[Work task]: Output every entry exactly as written, skipping any pictures.

[Items from a data source]:
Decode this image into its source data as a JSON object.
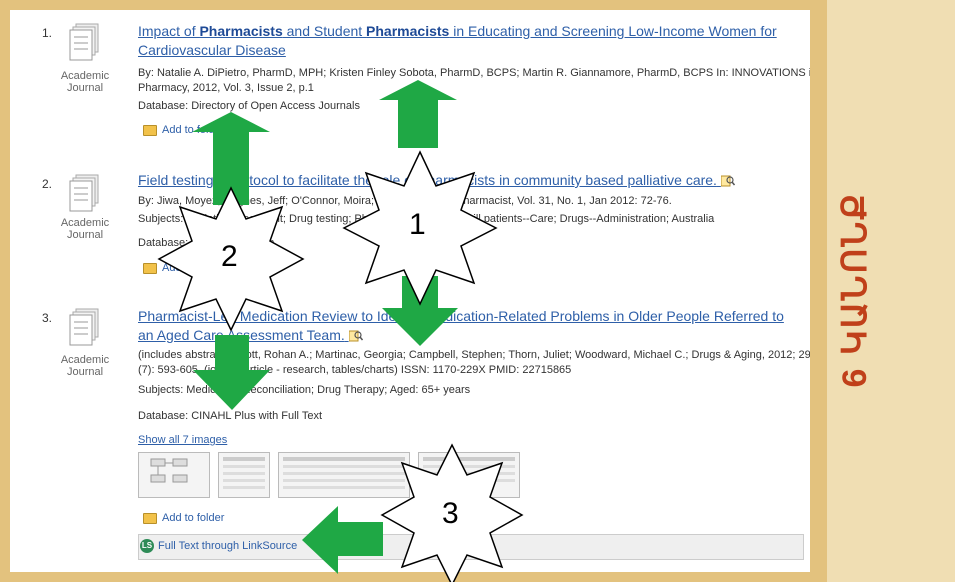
{
  "side_caption": "6 ԿԱՆՈՆՔ",
  "results": [
    {
      "number": "1.",
      "type": "Academic Journal",
      "title_parts": [
        "Impact of ",
        "Pharmacists",
        " and Student ",
        "Pharmacists",
        " in Educating and Screening Low-Income Women for Cardiovascular Disease"
      ],
      "authors_line1": "By: Natalie A. DiPietro, PharmD, MPH; Kristen Finley Sobota, PharmD, BCPS; Martin R. Giannamore, PharmD, BCPS In: INNOVATIONS in",
      "authors_line2": "Pharmacy, 2012, Vol. 3, Issue 2, p.1",
      "database": "Database: Directory of Open Access Journals",
      "add_folder": "Add to folder"
    },
    {
      "number": "2.",
      "type": "Academic Journal",
      "title": "Field testing a protocol to facilitate the role of pharmacists in community based palliative care.",
      "authors_line1": "By: Jiwa, Moyez; Hughes, Jeff; O'Connor, Moira; ... In: Australian Pharmacist, Vol. 31, No. 1, Jan 2012: 72-76.",
      "subjects": "Subjects: Palliative Treatment; Drug testing; Pharmacists; Terminally ill patients--Care; Drugs--Administration; Australia",
      "database": "Database: Health Collection",
      "add_folder": "Add to folder"
    },
    {
      "number": "3.",
      "type": "Academic Journal",
      "title": "Pharmacist-Led Medication Review to Identify Medication-Related Problems in Older People Referred to an Aged Care Assessment Team.",
      "authors_line1": "(includes abstract) Elliott, Rohan A.; Martinac, Georgia; Campbell, Stephen; Thorn, Juliet; Woodward, Michael C.; Drugs & Aging, 2012; 29",
      "authors_line2": "(7): 593-605. (journal article - research, tables/charts) ISSN: 1170-229X PMID: 22715865",
      "subjects": "Subjects: Medication Reconciliation; Drug Therapy; Aged: 65+ years",
      "database": "Database: CINAHL Plus with Full Text",
      "show_images": "Show all 7 images",
      "add_folder": "Add to folder",
      "linksource": "Full Text through LinkSource",
      "ls_logo": "LS"
    }
  ],
  "callouts": [
    "1",
    "2",
    "3"
  ],
  "colors": {
    "frame": "#E3C27E",
    "accent": "#C0401A",
    "arrow": "#1FA845",
    "link": "#2E5FA8"
  }
}
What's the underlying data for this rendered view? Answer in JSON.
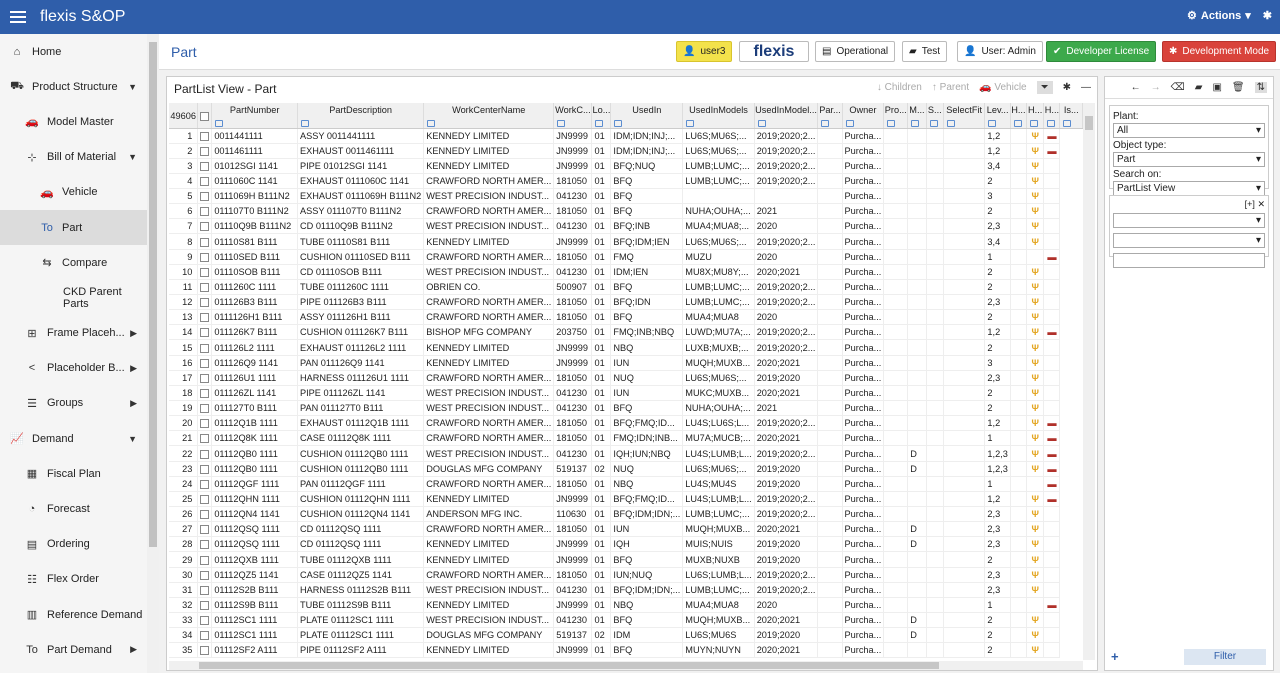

[Answer section]:
Decode this image into its source data as a JSON object.
{
  "side_caption": "6 ԿԱՆՈՆՔ",
  "results": [
    {
      "number": "1.",
      "type": "Academic Journal",
      "title_parts": [
        "Impact of ",
        "Pharmacists",
        " and Student ",
        "Pharmacists",
        " in Educating and Screening Low-Income Women for Cardiovascular Disease"
      ],
      "authors_line1": "By: Natalie A. DiPietro, PharmD, MPH; Kristen Finley Sobota, PharmD, BCPS; Martin R. Giannamore, PharmD, BCPS In: INNOVATIONS in",
      "authors_line2": "Pharmacy, 2012, Vol. 3, Issue 2, p.1",
      "database": "Database: Directory of Open Access Journals",
      "add_folder": "Add to folder"
    },
    {
      "number": "2.",
      "type": "Academic Journal",
      "title": "Field testing a protocol to facilitate the role of pharmacists in community based palliative care.",
      "authors_line1": "By: Jiwa, Moyez; Hughes, Jeff; O'Connor, Moira; ... In: Australian Pharmacist, Vol. 31, No. 1, Jan 2012: 72-76.",
      "subjects": "Subjects: Palliative Treatment; Drug testing; Pharmacists; Terminally ill patients--Care; Drugs--Administration; Australia",
      "database": "Database: Health Collection",
      "add_folder": "Add to folder"
    },
    {
      "number": "3.",
      "type": "Academic Journal",
      "title": "Pharmacist-Led Medication Review to Identify Medication-Related Problems in Older People Referred to an Aged Care Assessment Team.",
      "authors_line1": "(includes abstract) Elliott, Rohan A.; Martinac, Georgia; Campbell, Stephen; Thorn, Juliet; Woodward, Michael C.; Drugs & Aging, 2012; 29",
      "authors_line2": "(7): 593-605. (journal article - research, tables/charts) ISSN: 1170-229X PMID: 22715865",
      "subjects": "Subjects: Medication Reconciliation; Drug Therapy; Aged: 65+ years",
      "database": "Database: CINAHL Plus with Full Text",
      "show_images": "Show all 7 images",
      "add_folder": "Add to folder",
      "linksource": "Full Text through LinkSource",
      "ls_logo": "LS"
    }
  ],
  "callouts": [
    "1",
    "2",
    "3"
  ],
  "colors": {
    "frame": "#E3C27E",
    "accent": "#C0401A",
    "arrow": "#1FA845",
    "link": "#2E5FA8"
  }
}
What's the underlying data for this rendered view? Answer in JSON.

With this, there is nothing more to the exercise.